registers. As a result
one side effect of this procedure is that the
registers are modified. In particular
cx register contains zero upon
ClrArray proc near lea bx array mov cx 32 ClrLoop: mov word ptr [bx] 0 inc bx inc bx loop ClrLoop ret ClrArray endp
If your code expects
cx to contain zero after
the execution of this subroutine
you would be relying on a side effect of the
procedure. The main purpose behind this code is zeroing out an array
not setting the
register to zero. Later
if you modify the
ClrArray procedure to the
your code that depends upon
cx containing zero would no longer
ClrArray proc near lea bx array ClrLoop: mov word ptr [bx] 0 inc bx inc bx cmp bx offset array+32 jne ClrLoop ret ClrArray endp
So how can you avoid the pitfalls of side effect programming in your procedures? By carefully structuring your code and paying close attention to exactly how your calling code and the subservient procedures interface with one another. These rules can help you avoid problems with side effect programming:
These rules like all other rules were meant to be broken. Good programming practices are often sacrificed on the altar of efficiency. There is nothing wrong with breaking these rules as often as you feel necessary. However your code will be difficult to debug and maintain if you violate these rules often. But such is the price of efficiency. Until you gain enough experience to make a judicious choice about the use of side effects in your programs you should avoid them. More often than not the use of a side effect will cause more problems than it solves.
 "C" is an exception to this rule. C's procedures and functions are all called functions. PL/I is another exception. In PL/I they're all called procedures.
 This is not just a snide remark. Expert programmers who have to wring the last bit of performance out of a section of code often resort to poor programming practices in order to achieve their goals. They are prepared however to deal with the problems that are often encountered in such situations and they are a lot more careful when dealing with such code.

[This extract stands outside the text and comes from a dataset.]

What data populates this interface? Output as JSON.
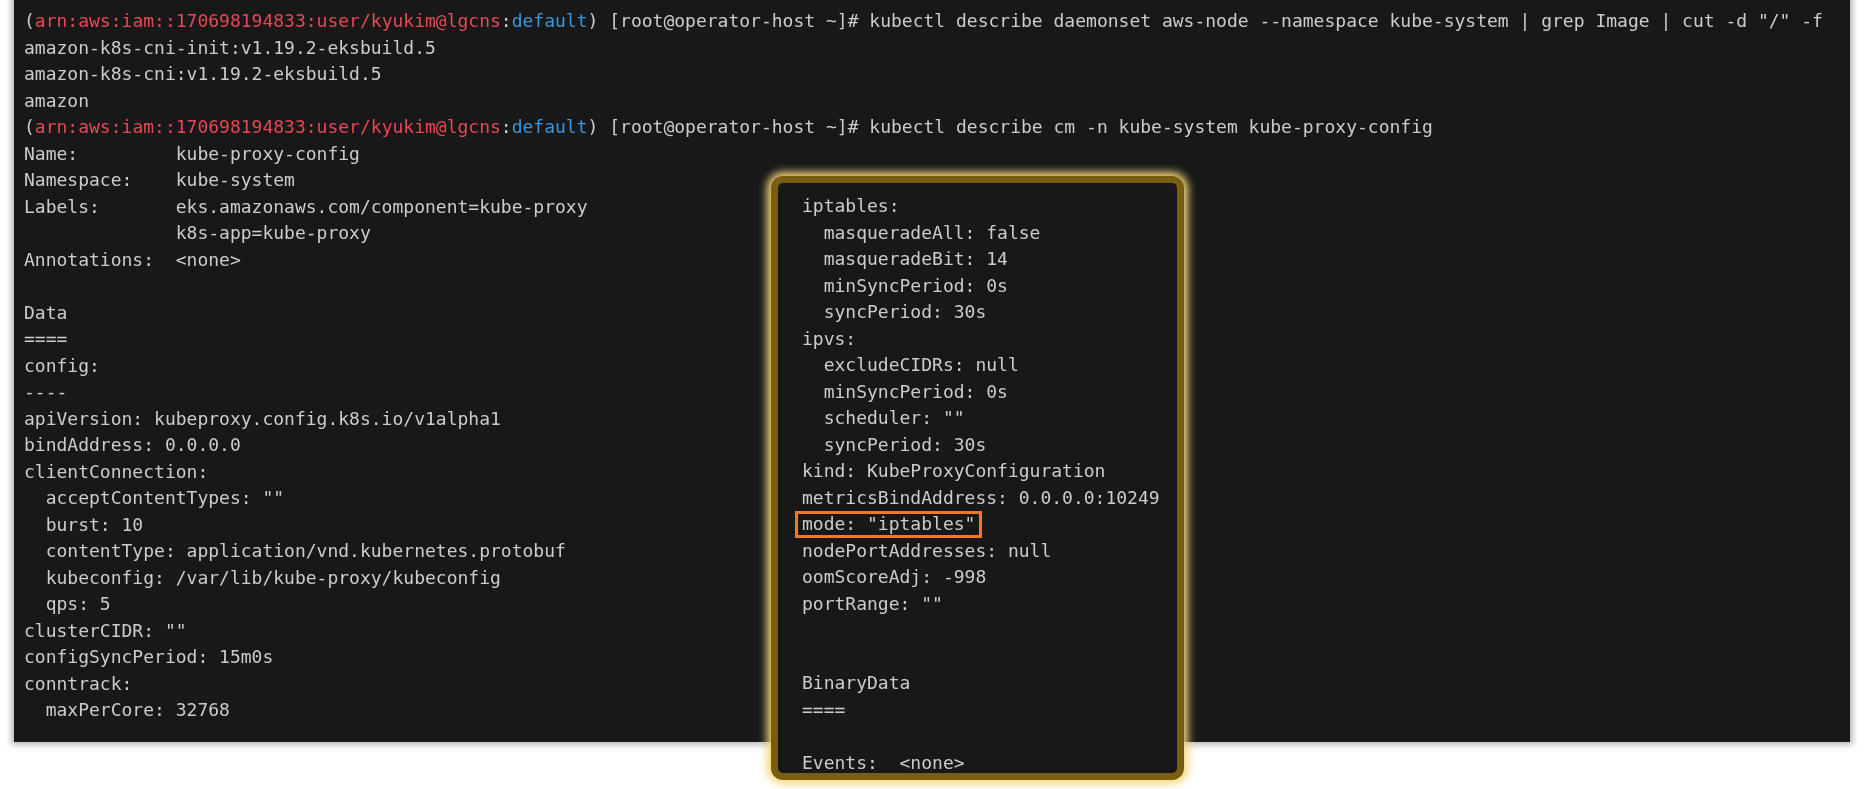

Chapter Eleven: Procedures and
Functions (Part 6)
27 SEP 1996